“Wait,” I said and stepped forward. My Dismaying shout scattered eight of the guards. The four who remained saw that they were outnumbered and ran after their comrades. The echoes were just dying out when I heard exclamations of surprise all around. Some came from my Forsworn companions, but now I saw that we had other onlookers, shopkeepers and the workers at the Silver-Blood Inn, who had come out to see what the noise was about.

I had revealed myself as the Dragonborn to the citizens of Markarth. The Thalmor would soon be on our trail. And nearly as bad, it wouldn’t be long before the story of the Dragonborn helping the Forsworn escape Cidhna Mine spread across the land. Skyrim’s people already blamed me for my slow progress with the dragons. What would they think of this? But it couldn’t be helped.

Now that the gate was clear, the Forsworn pressed forward and heaved it open. We all rushed through at once, the two guards outside staring as a dozen savage Forsworn ran past. One made to raise his bow after the Forsworn were out of sword range, but I managed to calm him with my remaining magicka.

While the Forsworn ran down the road, leaping and hooting for their new freedom, Lydia and I went to the nearby stables for our horses. They were saddled, loaded, and ready to ride. We mounted and dashed off after the Reachmen.

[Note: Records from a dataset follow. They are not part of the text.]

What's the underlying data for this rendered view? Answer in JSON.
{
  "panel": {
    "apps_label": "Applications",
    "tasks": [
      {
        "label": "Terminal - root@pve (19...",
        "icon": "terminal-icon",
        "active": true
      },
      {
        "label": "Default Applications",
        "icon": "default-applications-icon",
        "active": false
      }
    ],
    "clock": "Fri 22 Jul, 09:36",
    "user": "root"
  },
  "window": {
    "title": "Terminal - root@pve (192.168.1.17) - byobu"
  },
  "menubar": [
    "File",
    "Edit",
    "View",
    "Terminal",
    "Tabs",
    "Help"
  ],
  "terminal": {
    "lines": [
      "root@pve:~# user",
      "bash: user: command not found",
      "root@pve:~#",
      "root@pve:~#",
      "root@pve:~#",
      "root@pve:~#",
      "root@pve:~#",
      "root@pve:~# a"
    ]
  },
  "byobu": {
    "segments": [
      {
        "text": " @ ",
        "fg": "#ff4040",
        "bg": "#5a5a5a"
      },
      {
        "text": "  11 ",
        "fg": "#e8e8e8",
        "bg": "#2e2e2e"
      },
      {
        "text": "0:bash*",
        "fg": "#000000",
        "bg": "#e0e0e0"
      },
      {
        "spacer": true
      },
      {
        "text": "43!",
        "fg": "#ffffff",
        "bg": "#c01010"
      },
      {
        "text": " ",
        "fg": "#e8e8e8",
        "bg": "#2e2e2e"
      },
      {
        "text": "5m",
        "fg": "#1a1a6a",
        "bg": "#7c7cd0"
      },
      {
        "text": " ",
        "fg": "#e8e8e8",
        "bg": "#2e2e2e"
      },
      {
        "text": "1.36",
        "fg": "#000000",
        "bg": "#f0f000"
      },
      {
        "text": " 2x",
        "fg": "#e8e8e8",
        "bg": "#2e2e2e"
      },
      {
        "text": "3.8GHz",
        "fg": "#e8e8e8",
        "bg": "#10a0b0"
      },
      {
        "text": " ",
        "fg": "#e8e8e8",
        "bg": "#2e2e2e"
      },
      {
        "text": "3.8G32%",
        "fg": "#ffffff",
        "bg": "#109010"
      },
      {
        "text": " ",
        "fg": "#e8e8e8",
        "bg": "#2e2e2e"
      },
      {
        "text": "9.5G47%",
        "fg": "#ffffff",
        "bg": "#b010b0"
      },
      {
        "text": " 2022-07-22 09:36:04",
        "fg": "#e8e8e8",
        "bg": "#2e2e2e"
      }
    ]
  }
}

As we rounded a corner and the road turned eastward, the newly risen sun shone underneath the wintery cloud cover. Somewhere in that direction, it was lighting up the slopes of the Throat of the World, where I must travel next. My way forward was clear, yet the sun was blinding. I lowered my head against the glare and hoped our horses would find their way.

Chapter Navigation<< Previous ChapterNext Chapter >>

Leave a Reply

Your email address will not be published. Required fields are marked *

This site uses Akismet to reduce spam. Learn how your comment data is processed.

Follow on Feedly